WHAT TO PRODUCE:
Output the records that follow, with every character intact.

Dataset records
********************
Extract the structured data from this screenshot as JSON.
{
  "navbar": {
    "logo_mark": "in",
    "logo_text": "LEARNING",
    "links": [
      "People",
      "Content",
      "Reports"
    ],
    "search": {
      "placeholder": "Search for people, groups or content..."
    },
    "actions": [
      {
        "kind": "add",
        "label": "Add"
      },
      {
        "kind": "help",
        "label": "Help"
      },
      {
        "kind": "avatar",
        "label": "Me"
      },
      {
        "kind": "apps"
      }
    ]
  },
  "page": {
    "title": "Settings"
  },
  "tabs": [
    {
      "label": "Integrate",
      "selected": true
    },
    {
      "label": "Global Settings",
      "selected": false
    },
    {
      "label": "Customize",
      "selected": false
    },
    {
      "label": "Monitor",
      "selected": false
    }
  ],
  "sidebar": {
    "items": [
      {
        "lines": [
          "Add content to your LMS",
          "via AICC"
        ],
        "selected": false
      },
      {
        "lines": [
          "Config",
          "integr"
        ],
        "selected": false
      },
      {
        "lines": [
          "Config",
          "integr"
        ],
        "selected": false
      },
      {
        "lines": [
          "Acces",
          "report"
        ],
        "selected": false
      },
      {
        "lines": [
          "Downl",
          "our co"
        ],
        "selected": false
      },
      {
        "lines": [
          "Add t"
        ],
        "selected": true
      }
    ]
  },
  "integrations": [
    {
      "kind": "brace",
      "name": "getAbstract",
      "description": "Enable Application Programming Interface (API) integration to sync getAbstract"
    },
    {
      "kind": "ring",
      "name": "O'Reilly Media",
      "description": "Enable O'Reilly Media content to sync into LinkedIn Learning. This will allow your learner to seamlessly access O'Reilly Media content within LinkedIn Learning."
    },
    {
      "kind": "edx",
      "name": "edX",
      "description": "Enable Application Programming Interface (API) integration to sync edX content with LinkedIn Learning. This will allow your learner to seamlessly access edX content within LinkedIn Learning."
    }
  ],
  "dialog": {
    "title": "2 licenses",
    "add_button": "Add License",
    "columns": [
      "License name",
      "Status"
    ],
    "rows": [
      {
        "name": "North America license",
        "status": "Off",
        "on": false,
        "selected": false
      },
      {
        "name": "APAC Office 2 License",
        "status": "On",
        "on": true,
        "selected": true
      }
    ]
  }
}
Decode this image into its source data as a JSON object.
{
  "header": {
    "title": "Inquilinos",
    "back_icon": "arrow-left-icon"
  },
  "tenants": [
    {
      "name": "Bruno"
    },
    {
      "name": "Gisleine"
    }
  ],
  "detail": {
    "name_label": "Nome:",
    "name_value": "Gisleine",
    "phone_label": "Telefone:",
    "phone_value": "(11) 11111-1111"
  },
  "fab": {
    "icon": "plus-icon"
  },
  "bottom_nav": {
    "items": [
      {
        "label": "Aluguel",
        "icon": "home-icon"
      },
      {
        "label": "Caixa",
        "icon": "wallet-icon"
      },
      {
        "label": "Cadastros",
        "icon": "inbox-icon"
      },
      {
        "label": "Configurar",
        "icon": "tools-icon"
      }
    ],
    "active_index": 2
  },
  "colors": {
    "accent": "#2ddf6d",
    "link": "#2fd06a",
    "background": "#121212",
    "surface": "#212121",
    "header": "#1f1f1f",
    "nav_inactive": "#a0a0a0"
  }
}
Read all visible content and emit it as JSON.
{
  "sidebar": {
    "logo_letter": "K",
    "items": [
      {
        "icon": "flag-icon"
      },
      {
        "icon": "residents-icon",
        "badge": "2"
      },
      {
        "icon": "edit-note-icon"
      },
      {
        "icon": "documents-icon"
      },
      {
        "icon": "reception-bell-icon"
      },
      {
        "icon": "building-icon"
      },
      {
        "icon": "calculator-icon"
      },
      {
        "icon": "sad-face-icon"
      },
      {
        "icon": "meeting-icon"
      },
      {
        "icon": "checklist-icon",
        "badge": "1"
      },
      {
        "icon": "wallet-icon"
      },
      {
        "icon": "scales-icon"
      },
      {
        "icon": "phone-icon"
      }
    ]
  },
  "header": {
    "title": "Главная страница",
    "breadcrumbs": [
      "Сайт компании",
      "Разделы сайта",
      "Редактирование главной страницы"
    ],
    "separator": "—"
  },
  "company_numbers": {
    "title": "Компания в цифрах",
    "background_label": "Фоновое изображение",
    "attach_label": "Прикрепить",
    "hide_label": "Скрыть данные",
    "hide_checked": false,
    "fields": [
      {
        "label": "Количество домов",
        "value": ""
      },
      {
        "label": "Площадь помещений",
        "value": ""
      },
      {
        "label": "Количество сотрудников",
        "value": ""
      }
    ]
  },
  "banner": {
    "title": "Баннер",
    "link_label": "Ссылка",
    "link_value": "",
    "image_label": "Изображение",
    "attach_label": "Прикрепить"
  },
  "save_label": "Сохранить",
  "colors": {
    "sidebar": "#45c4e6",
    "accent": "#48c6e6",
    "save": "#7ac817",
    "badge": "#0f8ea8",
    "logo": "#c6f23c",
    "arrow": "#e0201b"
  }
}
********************
ANSWER SECTION:
Extract the structured data from this screenshot as JSON.
{
  "navbar": {
    "logo_mark": "in",
    "logo_text": "LEARNING",
    "links": [
      "People",
      "Content",
      "Reports"
    ],
    "search": {
      "placeholder": "Search for people, groups or content..."
    },
    "actions": [
      {
        "kind": "add",
        "label": "Add"
      },
      {
        "kind": "help",
        "label": "Help"
      },
      {
        "kind": "avatar",
        "label": "Me"
      },
      {
        "kind": "apps"
      }
    ]
  },
  "page": {
    "title": "Settings"
  },
  "tabs": [
    {
      "label": "Integrate",
      "selected": true
    },
    {
      "label": "Global Settings",
      "selected": false
    },
    {
      "label": "Customize",
      "selected": false
    },
    {
      "label": "Monitor",
      "selected": false
    }
  ],
  "sidebar": {
    "items": [
      {
        "lines": [
          "Add content to your LMS",
          "via AICC"
        ],
        "selected": false
      },
      {
        "lines": [
          "Config",
          "integr"
        ],
        "selected": false
      },
      {
        "lines": [
          "Config",
          "integr"
        ],
        "selected": false
      },
      {
        "lines": [
          "Acces",
          "report"
        ],
        "selected": false
      },
      {
        "lines": [
          "Downl",
          "our co"
        ],
        "selected": false
      },
      {
        "lines": [
          "Add t"
        ],
        "selected": true
      }
    ]
  },
  "integrations": [
    {
      "kind": "brace",
      "name": "getAbstract",
      "description": "Enable Application Programming Interface (API) integration to sync getAbstract"
    },
    {
      "kind": "ring",
      "name": "O'Reilly Media",
      "description": "Enable O'Reilly Media content to sync into LinkedIn Learning. This will allow your learner to seamlessly access O'Reilly Media content within LinkedIn Learning."
    },
    {
      "kind": "edx",
      "name": "edX",
      "description": "Enable Application Programming Interface (API) integration to sync edX content with LinkedIn Learning. This will allow your learner to seamlessly access edX content within LinkedIn Learning."
    }
  ],
  "dialog": {
    "title": "2 licenses",
    "add_button": "Add License",
    "columns": [
      "License name",
      "Status"
    ],
    "rows": [
      {
        "name": "North America license",
        "status": "Off",
        "on": false,
        "selected": false
      },
      {
        "name": "APAC Office 2 License",
        "status": "On",
        "on": true,
        "selected": true
      }
    ]
  }
}
Decode this image into its source data as a JSON object.
{
  "header": {
    "title": "Inquilinos",
    "back_icon": "arrow-left-icon"
  },
  "tenants": [
    {
      "name": "Bruno"
    },
    {
      "name": "Gisleine"
    }
  ],
  "detail": {
    "name_label": "Nome:",
    "name_value": "Gisleine",
    "phone_label": "Telefone:",
    "phone_value": "(11) 11111-1111"
  },
  "fab": {
    "icon": "plus-icon"
  },
  "bottom_nav": {
    "items": [
      {
        "label": "Aluguel",
        "icon": "home-icon"
      },
      {
        "label": "Caixa",
        "icon": "wallet-icon"
      },
      {
        "label": "Cadastros",
        "icon": "inbox-icon"
      },
      {
        "label": "Configurar",
        "icon": "tools-icon"
      }
    ],
    "active_index": 2
  },
  "colors": {
    "accent": "#2ddf6d",
    "link": "#2fd06a",
    "background": "#121212",
    "surface": "#212121",
    "header": "#1f1f1f",
    "nav_inactive": "#a0a0a0"
  }
}
Read all visible content and emit it as JSON.
{
  "sidebar": {
    "logo_letter": "K",
    "items": [
      {
        "icon": "flag-icon"
      },
      {
        "icon": "residents-icon",
        "badge": "2"
      },
      {
        "icon": "edit-note-icon"
      },
      {
        "icon": "documents-icon"
      },
      {
        "icon": "reception-bell-icon"
      },
      {
        "icon": "building-icon"
      },
      {
        "icon": "calculator-icon"
      },
      {
        "icon": "sad-face-icon"
      },
      {
        "icon": "meeting-icon"
      },
      {
        "icon": "checklist-icon",
        "badge": "1"
      },
      {
        "icon": "wallet-icon"
      },
      {
        "icon": "scales-icon"
      },
      {
        "icon": "phone-icon"
      }
    ]
  },
  "header": {
    "title": "Главная страница",
    "breadcrumbs": [
      "Сайт компании",
      "Разделы сайта",
      "Редактирование главной страницы"
    ],
    "separator": "—"
  },
  "company_numbers": {
    "title": "Компания в цифрах",
    "background_label": "Фоновое изображение",
    "attach_label": "Прикрепить",
    "hide_label": "Скрыть данные",
    "hide_checked": false,
    "fields": [
      {
        "label": "Количество домов",
        "value": ""
      },
      {
        "label": "Площадь помещений",
        "value": ""
      },
      {
        "label": "Количество сотрудников",
        "value": ""
      }
    ]
  },
  "banner": {
    "title": "Баннер",
    "link_label": "Ссылка",
    "link_value": "",
    "image_label": "Изображение",
    "attach_label": "Прикрепить"
  },
  "save_label": "Сохранить",
  "colors": {
    "sidebar": "#45c4e6",
    "accent": "#48c6e6",
    "save": "#7ac817",
    "badge": "#0f8ea8",
    "logo": "#c6f23c",
    "arrow": "#e0201b"
  }
}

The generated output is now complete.